10 Beautiful Homes in Singapore That Show Why Neutral Isn’t Boring


Neutrals don’t have a very good rap. Sure, they are calming, but they are also seen as safe, unimaginative and possibly rather unexciting. But they don’t have to be! These neutral-themed homes done up by The Interior Lab show that they can be just as stunning and stylish as their more flamboyant counterparts.

 

1. Create elegance with marble

Marble grains add to the texture and pattern in a neutral-themed space, creating a subtle visual interest without being too provocative. We like how they are used here in the flooring and feature wall of this living room. The full-length, clear glass doors separating the balcony from the communal spaces was a stroke of genius—the gorgeous view of the ocean seems closer to the apartment than before.

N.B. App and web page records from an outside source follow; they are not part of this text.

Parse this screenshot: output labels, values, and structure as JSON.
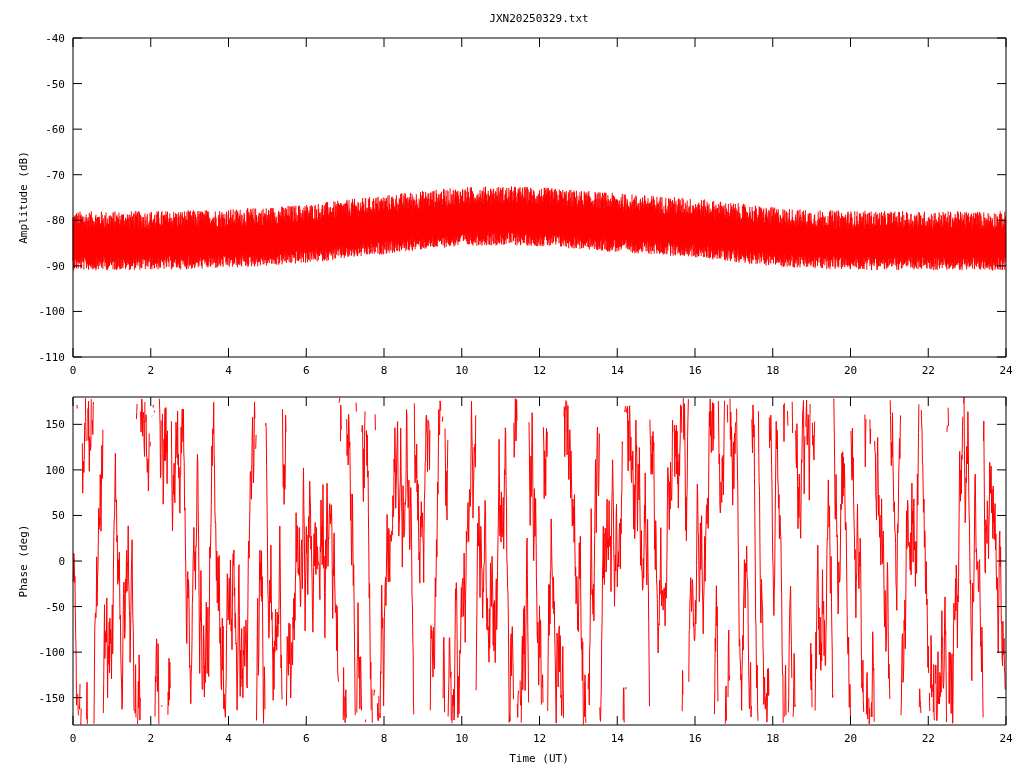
{
  "title": "JXN20250329.txt",
  "panels": [
    {
      "kind": "amplitude",
      "ylabel": "Amplitude (dB)",
      "yticks": [
        "-40",
        "-50",
        "-60",
        "-70",
        "-80",
        "-90",
        "-100",
        "-110"
      ],
      "xticks": [
        "0",
        "2",
        "4",
        "6",
        "8",
        "10",
        "12",
        "14",
        "16",
        "18",
        "20",
        "22",
        "24"
      ]
    },
    {
      "kind": "phase",
      "ylabel": "Phase (deg)",
      "yticks": [
        "150",
        "100",
        "50",
        "0",
        "-50",
        "-100",
        "-150"
      ],
      "xticks": [
        "0",
        "2",
        "4",
        "6",
        "8",
        "10",
        "12",
        "14",
        "16",
        "18",
        "20",
        "22",
        "24"
      ],
      "xlabel": "Time (UT)"
    }
  ]
}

Location: Telok Blangah

 

2. Infuse pastels

If you feel a completely neutral home might be too blah for you, consider using pastels to add a bit of colour and accent into your space. Pastel hues are not over-the-top, but they do add interest. Here, a soft baby blue is swathed across some of the walls in this apartment, while the rest of the home is set in neutral tones such as light woods and grey.

Location: Ghim Moh Link

 

3. Neutrals can be warm

Neutral-themed homes aren’t sterile or cold, if the right lighting is chosen. This flat comes with a cosy ambience, thanks to the warm lighting use. The predominantly dark and neutral palette also helps to keep things chic and contemporary.

Location: Chai Chee

 

4. Don’t forget furnishings

This neutral home is mainly covered in white paint, with a dark wood flooring to lend contrast. They serve as the perfect canvas for the bright and cheery furnishings decked out throughout the home, including a tribal print rug in the living room, pop art paintings on the walls, as well as the homeowner’s collection of records.

Location: Compassvale

 

5. Use wood

Wood is a wonderful neutral to play around with. Grain patterns give interest, while playing around with different tones of wood can also add depth to a neutral-themed space. There are lots of wood used in this apartment, but the space still feels three-dimensional thanks to the use of different kinds of wood. The TV feature wall for instance features a bold, dark wood which juxtaposes against the light wood flooring. The walk-in wardrobe takes on a more greyish, masculine wood tone that creates a sophisticated feel to the space.

Location: Anchorvale

 

6. Work it with monochrome

One of the easiest ways to do up a neutral home is to go for a monochrome palette. And this home does it perfectly. Black furnishings act as an accent against a white palette, although the flooring is covered in a woodgrain laminate to add a bit of warmth. The bedroom departs from the monochrome theme however as the designer was keen to create a warmer and cosier ambience for this private space.

Location: Choa Chu Kang

 

7. Scandinavian sanctuary

One of the characteristics of Scandinavian interior design is the neutral colour scheme, so if you’re thinking of adopting a neutral palette, going for a Scandi theme would be an fitting route. This home feels bright and open, thanks to the open plan scheme. Decked out in a soothing grey wood flooring, the rest of the space is whitewashed save for the grey furnishings. Pale mint was used as an accent, seen in the kitchen backsplash as well as the sheets in the bedroom.

Location: Compassvale Crescent

 

8. Daylight is a neutral theme’s best friend

Blessed by an abundance of natural light thanks to their floor-to-ceiling windows, the home went for a neutral colour scheme to make the most of it. Light bounces of the light-coloured walls and furniture, creating a space that appears bright and airy. Glossy surfaces, seen most notably in the flooring and the kitchen counters, beautifully reflect the daylight streaming in.

Location: Amber Gardens (The Esta)

 

9. Sophisticated with richer neutrals

This home feels exquisitely sophisticated because the choice of neutral colours lean towards warmer, richer and darker hues. Think sand, tan and olive hues with a golden undertone. A tea-coloured mirrored feature wall in the dining area adds to the elegance in this space.

Location: Kim Seng Road

 

10. Mid-century vintage with greenery

A cement screed flooring covers this apartment decked out in mid-century furniture and greenery. Plants add life to any space, but they are especially great for neutral homes as they are neutral enough on their own. Besides the greens, books also feature predominately in this home. Displayed out in the open, they provide a little personality to this cosy abode.

Location: McNair Road